(Website and app data records)
--- START ---
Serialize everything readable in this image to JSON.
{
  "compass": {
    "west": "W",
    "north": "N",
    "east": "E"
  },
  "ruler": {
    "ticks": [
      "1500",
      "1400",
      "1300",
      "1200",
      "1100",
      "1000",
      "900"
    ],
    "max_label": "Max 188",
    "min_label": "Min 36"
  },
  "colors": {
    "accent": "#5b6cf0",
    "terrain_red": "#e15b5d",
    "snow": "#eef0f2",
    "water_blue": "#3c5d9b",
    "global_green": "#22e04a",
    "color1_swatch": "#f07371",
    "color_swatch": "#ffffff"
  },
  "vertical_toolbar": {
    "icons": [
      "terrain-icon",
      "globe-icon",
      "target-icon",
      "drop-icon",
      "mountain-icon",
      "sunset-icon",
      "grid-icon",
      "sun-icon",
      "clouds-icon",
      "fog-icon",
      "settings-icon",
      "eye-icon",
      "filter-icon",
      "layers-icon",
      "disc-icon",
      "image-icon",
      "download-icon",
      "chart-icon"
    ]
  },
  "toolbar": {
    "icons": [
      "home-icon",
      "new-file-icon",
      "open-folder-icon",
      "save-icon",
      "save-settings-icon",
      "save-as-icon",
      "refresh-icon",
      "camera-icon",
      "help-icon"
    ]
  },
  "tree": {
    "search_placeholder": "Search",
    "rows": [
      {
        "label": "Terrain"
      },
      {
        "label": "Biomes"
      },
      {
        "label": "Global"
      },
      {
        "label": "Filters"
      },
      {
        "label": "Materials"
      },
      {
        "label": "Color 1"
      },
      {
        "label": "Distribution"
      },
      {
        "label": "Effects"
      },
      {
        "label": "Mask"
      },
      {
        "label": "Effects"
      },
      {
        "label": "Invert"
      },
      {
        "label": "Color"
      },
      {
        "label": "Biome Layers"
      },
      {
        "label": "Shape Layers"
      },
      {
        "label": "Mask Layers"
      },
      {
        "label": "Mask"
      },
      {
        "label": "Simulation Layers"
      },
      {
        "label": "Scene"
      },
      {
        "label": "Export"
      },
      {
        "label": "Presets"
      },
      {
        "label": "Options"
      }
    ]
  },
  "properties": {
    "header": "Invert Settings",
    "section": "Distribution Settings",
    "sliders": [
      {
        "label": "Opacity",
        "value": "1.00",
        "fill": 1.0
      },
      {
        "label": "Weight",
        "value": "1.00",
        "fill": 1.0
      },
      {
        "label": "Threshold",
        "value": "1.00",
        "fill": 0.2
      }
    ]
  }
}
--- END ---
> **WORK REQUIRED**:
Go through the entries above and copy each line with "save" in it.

> **RESULT BELOW**:
      "save-icon",
      "save-settings-icon",
      "save-as-icon",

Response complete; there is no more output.